*** Opening of RECORD SET ***

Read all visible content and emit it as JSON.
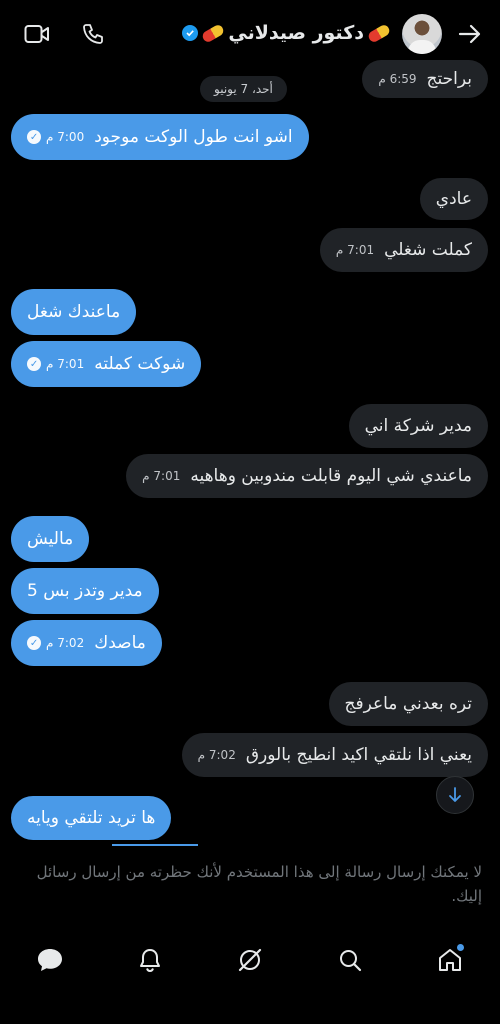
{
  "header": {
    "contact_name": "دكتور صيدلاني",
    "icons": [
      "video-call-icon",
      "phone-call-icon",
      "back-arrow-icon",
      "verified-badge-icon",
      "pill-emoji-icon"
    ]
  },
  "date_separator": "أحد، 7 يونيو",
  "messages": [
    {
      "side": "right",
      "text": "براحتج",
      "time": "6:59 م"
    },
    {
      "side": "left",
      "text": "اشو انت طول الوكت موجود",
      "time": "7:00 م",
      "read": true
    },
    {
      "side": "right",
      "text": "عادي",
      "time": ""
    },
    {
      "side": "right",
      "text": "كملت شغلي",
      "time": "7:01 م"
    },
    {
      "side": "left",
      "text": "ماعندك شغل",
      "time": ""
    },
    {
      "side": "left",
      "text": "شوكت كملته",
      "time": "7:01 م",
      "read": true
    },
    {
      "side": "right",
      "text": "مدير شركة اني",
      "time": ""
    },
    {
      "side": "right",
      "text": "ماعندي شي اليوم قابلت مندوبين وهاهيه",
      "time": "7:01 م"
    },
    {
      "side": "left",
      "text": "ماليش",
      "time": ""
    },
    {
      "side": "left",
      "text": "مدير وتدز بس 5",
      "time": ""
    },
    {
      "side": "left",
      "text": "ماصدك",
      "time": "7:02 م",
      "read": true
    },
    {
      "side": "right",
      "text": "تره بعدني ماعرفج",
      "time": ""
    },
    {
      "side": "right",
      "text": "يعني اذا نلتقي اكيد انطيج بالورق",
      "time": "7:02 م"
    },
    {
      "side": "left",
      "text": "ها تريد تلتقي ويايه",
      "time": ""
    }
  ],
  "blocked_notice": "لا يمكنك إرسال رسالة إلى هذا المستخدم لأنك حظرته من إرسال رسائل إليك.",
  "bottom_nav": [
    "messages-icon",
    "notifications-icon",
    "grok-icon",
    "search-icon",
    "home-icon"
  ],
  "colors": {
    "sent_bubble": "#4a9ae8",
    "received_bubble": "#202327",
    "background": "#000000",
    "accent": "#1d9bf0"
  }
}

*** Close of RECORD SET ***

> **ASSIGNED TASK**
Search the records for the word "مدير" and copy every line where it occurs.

> **SOLVED EXERCISE**
      "text": "مدير شركة اني",
      "text": "مدير وتدز بس 5",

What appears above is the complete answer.